*** Opening INFORMATION PROVIDED ***
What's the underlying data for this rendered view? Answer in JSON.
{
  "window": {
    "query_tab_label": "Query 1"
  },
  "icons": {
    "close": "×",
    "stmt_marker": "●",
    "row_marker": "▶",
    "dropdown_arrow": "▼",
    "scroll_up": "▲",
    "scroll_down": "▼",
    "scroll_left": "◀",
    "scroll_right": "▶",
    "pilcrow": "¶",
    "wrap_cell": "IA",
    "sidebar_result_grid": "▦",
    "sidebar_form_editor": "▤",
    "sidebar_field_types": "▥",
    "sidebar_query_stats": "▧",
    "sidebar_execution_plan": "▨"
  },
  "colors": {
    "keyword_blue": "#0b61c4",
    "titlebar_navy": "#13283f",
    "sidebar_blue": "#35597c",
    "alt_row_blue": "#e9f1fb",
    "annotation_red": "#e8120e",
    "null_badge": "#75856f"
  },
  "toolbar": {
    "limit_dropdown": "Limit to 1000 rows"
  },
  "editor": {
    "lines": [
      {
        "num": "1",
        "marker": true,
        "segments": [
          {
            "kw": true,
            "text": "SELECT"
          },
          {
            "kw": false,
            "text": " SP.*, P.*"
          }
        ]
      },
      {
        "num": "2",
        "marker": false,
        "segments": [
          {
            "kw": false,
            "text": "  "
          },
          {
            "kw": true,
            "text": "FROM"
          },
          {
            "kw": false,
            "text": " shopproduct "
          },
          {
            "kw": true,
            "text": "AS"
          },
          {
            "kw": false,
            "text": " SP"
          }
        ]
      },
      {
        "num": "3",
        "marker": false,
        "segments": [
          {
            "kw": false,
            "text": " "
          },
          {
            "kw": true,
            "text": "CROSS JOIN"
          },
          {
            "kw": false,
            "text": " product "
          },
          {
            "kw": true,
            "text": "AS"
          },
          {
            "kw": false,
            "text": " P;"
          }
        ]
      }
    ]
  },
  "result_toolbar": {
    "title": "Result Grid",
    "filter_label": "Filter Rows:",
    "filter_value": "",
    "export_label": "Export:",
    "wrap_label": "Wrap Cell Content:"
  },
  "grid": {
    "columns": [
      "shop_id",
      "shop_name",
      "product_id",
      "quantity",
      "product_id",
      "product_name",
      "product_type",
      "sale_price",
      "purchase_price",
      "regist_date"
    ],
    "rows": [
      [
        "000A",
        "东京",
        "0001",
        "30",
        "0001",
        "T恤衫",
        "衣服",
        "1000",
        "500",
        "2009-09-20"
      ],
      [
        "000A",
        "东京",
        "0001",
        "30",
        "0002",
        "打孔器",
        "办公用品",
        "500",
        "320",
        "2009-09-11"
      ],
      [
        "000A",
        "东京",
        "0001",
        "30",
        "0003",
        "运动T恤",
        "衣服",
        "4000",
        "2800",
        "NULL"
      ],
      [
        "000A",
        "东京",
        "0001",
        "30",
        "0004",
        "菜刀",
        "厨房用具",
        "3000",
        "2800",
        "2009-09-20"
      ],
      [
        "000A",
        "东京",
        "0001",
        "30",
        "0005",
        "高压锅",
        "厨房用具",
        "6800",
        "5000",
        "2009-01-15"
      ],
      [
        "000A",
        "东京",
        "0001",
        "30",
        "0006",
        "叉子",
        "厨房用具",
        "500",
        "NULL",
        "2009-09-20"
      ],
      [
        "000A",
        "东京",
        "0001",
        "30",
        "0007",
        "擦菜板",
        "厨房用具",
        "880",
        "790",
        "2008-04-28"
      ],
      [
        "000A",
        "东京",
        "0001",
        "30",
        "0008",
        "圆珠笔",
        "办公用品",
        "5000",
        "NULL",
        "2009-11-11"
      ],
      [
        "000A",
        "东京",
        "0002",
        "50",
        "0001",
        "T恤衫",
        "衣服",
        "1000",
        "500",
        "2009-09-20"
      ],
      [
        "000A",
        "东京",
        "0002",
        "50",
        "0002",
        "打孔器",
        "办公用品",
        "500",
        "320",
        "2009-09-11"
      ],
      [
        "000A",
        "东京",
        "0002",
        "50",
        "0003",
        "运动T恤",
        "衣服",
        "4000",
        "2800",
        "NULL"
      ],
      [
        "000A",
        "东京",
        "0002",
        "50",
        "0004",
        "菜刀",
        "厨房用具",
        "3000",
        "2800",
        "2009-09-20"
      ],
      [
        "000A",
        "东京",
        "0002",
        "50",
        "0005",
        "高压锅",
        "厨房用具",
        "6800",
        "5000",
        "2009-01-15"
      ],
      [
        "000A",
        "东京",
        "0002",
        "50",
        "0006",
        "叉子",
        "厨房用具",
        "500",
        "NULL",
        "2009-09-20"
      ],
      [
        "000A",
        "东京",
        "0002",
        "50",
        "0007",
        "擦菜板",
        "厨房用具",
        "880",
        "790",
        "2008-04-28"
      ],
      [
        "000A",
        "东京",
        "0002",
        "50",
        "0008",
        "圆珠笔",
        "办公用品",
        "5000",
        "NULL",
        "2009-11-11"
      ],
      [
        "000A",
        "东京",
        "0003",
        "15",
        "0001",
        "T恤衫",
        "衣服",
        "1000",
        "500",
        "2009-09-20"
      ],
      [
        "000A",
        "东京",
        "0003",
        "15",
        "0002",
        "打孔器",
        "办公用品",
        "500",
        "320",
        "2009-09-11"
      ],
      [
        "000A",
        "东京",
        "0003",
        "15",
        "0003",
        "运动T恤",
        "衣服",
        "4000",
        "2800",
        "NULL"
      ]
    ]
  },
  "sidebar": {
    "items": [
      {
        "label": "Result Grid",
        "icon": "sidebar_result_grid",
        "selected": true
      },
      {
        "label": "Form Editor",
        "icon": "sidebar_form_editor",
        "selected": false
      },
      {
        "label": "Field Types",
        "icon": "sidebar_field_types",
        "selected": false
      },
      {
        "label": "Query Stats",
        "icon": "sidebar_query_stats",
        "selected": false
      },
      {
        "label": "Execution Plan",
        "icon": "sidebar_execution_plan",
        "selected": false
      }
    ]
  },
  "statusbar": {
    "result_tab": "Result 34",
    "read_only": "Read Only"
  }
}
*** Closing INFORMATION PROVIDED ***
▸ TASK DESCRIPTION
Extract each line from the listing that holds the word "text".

▸ ANSWER SPACE
            "text": "SELECT"
            "text": " SP.*, P.*"
            "text": "  "
            "text": "FROM"
            "text": " shopproduct "
            "text": "AS"
            "text": " SP"
            "text": " "
            "text": "CROSS JOIN"
            "text": " product "
            "text": "AS"
            "text": " P;"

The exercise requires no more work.